Republican Governor Eric Greitens says he would give the Missouri Legislature’s work this session an incomplete grade. The 2017 regular session ended on Friday.
“What’s the grade I would give the legislature? Frankly, sometimes it looked like third grade. Sometimes you had career politicians who instead of actually fighting for the people of Missouri and fighting for jobs, they were singing kumbaya,” says Greitens. “Instead of actually fighting for our law enforcement officers and having their back, they were out there reading Shakespeare. Those are exactly the kind of games people are sick of.”
Greitens is referring to Sen. Kiki Curls, D-Kansas City, and Sen. Bob Dixon, R-Springfield, who recently sang kumbaya on the Senate floor. The singing might have helped to shut down Republican infighting in recent weeks that Greitens has participated in.
Senators have also been known to read on the floor to stall a proposal up for debate that they oppose. The delay tactic is also used when members are trying to work out a compromise during floor debate.
Greitens indicates that he could call a special session.
“Sometimes when you don’t complete all of your work, you need to go to summer school,” says Greitens.
He says he’ll review the legislative bills on his desk and make a decision about a special session in the near future. Lawmakers have passed 59 policy bills and 16 budget bills.
Greitens says he’s proud of legislation passing this session that would ban mandatory union fees in the workplace and another measure that would notify the public when a law enforcement officer is attacked.
He’s not giving himself a grade but describes his administration as the most successful start of a conservative administration in a generation.
Greitens butted heads this session with members of the General Assembly, most notably Sen. Rob Schaaf, R-St. Joseph. Schaaf repeatedly criticized Greitens for refusing to release information about some campaign donations.
In April, a political action committee formed to further Greitens’ agenda took on Schaaf by releasing attack ads implying that Schaaf is liberal and opposes legislation backed by the party. Schaaf criticized Greitens, claiming the ads were misleading, and stated he was a strong proponent of banning lobbyist gifts and changes to campaign finance laws.
Senators spent several hours one evening in late January debating a measure about a pay raise for state legislators and statewide elected officials. State senators and representatives would have received a $1,800 raise while statewide officeholders would have gotten an 8% pay increase in the next two years.
Media reports said Greitens camped out in Senate President Pro Tem Ron Richard’s office to speak to Senators who favored a pay increase. Greitens reportedly used tactics that night that rubbed some of his colleagues the wrong way. One criticism was that he was trying to twist lawmakers’ arms and pressure them into voting against a pay raise. Sen. Jamilah Nasheed, D-St. Louis, said she did not condone his behavior but said he’s more involved than the previous governor.

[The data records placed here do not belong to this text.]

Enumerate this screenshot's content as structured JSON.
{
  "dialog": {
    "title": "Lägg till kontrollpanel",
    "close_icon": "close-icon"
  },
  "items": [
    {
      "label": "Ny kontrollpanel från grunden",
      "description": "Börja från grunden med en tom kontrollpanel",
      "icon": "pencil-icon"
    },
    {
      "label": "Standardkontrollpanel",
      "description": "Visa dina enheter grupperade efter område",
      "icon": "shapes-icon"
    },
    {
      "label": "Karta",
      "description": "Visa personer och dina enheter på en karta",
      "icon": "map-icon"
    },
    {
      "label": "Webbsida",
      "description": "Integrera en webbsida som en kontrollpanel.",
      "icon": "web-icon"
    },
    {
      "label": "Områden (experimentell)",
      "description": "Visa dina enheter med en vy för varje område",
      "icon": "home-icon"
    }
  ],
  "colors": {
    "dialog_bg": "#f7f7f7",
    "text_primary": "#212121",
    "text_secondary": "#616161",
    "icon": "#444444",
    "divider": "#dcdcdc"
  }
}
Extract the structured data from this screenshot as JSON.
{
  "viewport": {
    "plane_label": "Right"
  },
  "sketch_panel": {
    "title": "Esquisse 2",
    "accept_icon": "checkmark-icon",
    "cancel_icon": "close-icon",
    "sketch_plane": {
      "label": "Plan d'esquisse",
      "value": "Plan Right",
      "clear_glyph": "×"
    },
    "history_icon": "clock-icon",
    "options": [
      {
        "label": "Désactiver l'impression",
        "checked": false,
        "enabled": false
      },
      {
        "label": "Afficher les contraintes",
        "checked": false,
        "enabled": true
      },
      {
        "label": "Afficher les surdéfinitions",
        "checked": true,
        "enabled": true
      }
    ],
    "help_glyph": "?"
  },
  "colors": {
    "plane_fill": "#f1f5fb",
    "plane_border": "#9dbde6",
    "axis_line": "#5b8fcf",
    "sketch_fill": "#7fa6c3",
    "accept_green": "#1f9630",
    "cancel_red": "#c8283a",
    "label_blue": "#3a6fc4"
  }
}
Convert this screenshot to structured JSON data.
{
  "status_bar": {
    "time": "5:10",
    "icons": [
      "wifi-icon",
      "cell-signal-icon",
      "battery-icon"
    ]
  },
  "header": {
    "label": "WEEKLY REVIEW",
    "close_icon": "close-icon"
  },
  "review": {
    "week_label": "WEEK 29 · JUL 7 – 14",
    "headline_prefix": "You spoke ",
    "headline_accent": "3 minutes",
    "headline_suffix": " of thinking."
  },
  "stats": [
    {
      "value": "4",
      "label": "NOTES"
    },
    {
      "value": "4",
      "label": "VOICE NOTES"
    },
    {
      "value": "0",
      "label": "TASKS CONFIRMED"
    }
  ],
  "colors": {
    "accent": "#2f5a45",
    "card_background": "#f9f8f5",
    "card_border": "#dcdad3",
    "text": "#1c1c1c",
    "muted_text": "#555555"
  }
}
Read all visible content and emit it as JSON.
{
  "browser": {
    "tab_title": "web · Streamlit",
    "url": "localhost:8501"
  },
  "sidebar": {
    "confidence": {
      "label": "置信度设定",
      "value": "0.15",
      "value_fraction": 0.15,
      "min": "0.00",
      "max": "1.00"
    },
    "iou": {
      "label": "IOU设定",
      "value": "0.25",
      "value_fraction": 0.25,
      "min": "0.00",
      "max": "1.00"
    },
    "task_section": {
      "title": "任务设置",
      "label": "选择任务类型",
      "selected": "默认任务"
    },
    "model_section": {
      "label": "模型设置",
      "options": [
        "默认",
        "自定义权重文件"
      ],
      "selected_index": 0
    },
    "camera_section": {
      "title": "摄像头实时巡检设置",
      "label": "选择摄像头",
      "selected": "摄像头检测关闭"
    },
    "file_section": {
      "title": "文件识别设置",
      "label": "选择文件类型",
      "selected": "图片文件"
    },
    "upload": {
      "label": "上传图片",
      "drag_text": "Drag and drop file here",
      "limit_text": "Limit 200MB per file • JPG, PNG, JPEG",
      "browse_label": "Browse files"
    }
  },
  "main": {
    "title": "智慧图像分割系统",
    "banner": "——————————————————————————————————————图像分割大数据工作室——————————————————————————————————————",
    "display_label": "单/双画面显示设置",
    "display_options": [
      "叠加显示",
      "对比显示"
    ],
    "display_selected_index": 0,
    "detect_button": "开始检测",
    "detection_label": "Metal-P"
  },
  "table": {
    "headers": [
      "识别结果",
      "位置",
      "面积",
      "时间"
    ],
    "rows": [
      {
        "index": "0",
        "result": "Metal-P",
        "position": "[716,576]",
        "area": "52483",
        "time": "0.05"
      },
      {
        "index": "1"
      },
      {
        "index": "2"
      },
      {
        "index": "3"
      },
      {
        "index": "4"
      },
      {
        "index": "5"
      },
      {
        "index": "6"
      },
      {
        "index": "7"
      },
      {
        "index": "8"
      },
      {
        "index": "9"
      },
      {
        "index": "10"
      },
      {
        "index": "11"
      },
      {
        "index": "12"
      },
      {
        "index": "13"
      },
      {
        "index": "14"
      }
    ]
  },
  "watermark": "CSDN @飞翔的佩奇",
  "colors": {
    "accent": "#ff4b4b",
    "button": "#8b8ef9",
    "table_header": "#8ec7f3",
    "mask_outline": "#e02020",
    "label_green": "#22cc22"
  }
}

When it was time to vote, the Senate rejected the pay increase.